He is also on course to recommend pausing progress on phase 2b – between Birmingham and Leeds – and review whether it would be more efficient to use conventional rail lines on that part of the route.
Is the government seriously considering scrapping it?
Probably not. Construction is well underway, and successive Conservative governments have already poured £8bn into the project.
Even at this early stage in the building of HS2, that is far more than the £5.8bn which it cost to build High Speed 1 (the stretch of railway between St Pancras International and the Channel Tunnel).
Moreover, Johnson has said he is wary of putting the project “on the scrap heap,” but has also acknowledged it is “incredibly expensive”.
On the General Election campaign trail in November 2019, he said: “I love infrastructure. The problem with HS2, is that it’s incredibly expensive.
“Instinctively I hesitate as somebody who’s done a lot of big infrastructure projects, and who’s seen the damage that can be done to the UK by delaying big infrastructure, I hesitate before just taking something like HS2 and just putting it on the scrap heap.”

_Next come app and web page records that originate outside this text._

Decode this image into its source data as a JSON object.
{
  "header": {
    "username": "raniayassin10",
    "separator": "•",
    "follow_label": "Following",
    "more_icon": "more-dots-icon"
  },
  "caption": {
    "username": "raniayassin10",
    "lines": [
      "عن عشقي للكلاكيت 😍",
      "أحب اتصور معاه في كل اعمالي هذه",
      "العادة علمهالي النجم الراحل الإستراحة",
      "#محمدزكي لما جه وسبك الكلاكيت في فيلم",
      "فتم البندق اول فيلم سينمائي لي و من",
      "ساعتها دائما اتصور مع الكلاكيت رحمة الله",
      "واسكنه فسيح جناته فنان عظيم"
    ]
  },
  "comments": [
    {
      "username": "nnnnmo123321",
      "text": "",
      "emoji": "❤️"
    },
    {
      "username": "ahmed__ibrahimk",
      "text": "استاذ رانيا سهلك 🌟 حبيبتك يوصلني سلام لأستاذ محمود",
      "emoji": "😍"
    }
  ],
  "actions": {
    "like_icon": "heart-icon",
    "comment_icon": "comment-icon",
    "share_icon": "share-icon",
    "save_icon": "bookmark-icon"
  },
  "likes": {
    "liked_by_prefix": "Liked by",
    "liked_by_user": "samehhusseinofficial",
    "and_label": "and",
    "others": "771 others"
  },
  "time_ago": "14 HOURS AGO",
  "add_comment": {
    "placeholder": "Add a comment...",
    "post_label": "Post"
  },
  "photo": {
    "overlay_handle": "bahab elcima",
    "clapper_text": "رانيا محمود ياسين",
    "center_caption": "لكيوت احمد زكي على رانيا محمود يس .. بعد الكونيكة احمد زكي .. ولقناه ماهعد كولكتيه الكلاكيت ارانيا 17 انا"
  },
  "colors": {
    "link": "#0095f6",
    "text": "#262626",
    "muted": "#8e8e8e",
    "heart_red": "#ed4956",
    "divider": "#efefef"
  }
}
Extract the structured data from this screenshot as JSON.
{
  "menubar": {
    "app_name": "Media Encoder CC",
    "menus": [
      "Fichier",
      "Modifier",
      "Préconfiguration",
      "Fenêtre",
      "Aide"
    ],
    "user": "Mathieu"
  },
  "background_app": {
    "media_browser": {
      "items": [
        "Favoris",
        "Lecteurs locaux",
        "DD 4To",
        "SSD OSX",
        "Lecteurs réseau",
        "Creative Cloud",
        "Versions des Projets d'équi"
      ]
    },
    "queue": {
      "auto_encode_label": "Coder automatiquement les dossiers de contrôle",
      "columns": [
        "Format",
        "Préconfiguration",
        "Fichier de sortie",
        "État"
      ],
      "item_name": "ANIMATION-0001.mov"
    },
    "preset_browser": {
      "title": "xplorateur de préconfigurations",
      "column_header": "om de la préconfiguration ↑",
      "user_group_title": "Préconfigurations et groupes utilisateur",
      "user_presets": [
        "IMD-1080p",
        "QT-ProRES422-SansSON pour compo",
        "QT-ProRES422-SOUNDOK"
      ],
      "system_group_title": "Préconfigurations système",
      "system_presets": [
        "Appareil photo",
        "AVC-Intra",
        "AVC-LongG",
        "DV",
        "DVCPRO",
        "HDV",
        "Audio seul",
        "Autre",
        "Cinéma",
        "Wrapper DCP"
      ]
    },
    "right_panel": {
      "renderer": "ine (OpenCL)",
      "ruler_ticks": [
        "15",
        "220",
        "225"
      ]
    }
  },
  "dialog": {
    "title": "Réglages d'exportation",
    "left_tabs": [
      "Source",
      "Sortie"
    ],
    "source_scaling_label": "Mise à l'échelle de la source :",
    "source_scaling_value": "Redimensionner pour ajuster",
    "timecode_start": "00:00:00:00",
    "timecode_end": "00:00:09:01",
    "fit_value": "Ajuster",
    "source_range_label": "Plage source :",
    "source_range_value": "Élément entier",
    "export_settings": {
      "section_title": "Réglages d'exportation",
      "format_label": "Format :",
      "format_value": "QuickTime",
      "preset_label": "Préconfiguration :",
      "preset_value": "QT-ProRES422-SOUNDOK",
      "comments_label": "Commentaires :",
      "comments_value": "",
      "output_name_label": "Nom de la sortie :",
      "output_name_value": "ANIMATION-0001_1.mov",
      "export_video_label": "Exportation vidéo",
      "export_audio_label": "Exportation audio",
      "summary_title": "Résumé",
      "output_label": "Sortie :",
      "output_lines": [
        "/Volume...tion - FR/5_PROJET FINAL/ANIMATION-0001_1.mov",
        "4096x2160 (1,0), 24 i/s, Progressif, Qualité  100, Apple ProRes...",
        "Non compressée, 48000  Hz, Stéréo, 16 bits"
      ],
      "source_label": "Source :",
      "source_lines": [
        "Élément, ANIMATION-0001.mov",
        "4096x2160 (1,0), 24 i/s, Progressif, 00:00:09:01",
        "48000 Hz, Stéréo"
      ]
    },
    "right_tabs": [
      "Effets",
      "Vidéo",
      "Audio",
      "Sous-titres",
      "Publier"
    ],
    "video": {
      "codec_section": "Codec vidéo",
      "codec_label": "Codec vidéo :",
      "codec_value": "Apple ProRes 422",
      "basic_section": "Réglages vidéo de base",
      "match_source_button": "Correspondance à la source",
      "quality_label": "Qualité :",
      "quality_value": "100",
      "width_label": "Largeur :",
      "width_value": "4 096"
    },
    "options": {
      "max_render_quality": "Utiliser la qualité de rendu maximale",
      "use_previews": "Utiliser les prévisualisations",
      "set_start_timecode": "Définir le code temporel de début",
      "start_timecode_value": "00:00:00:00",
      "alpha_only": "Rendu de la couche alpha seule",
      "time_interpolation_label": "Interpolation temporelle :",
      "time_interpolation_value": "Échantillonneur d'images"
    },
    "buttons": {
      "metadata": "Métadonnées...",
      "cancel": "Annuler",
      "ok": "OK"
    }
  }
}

Here is what the company running the project has to say about it.
What do people think of it?
HS2 has divided opinion like few other British infrastructure projects in recent years. Business groups have, by-and-large, got behind it.
In January 2020, more than 40 construction and rail industry bosses signed a letter urging the Prime Minister to “get HS2 done”.
“We want to take this opportunity to reiterate not only the devastating impact any curtailment of HS2 would have on our industry, but the detrimental effect cancellation would have on UK Plc more widely in terms of jobs, manufacturing, investment and export potential,” it said.
Meanwhile, the British Chambers of Commerce and transport group Midlands Connect have also urged the PM to go ahead with the project.
BCC director general Adam Marshall said: “This project is an investment that will transform the capacity of our railways and the potential of so many areas across the UK.
“While there can be no blank cheque, cutting the project back would put development and investment plans across the country at risk.”
Midlands Connect chairman Sir John Peace added: “To delay and downgrade HS2 north of Birmingham would be a betrayal of the Midlands and the North. We need a modern, fast and reliable railway to link our great towns and cities sustainably.”
But it has many opponents too – whose voices have only got louder with each successive increase in cost.
The loudest of those, Stop HS2, said after the Oakervee review leak: “We’ve said for a long time that there are massive problems with and within HS2 Ltd, and even the Oakervee review, led by a former chair of HS2 Ltd can’t brush them all under the carpet.”
Nick Macpherson, former Treasury permanent secretary, added: “What will it take for our political elite to accept this vanity project is not value for money? Imagine how many sensible rail and road projects could be built with the money.”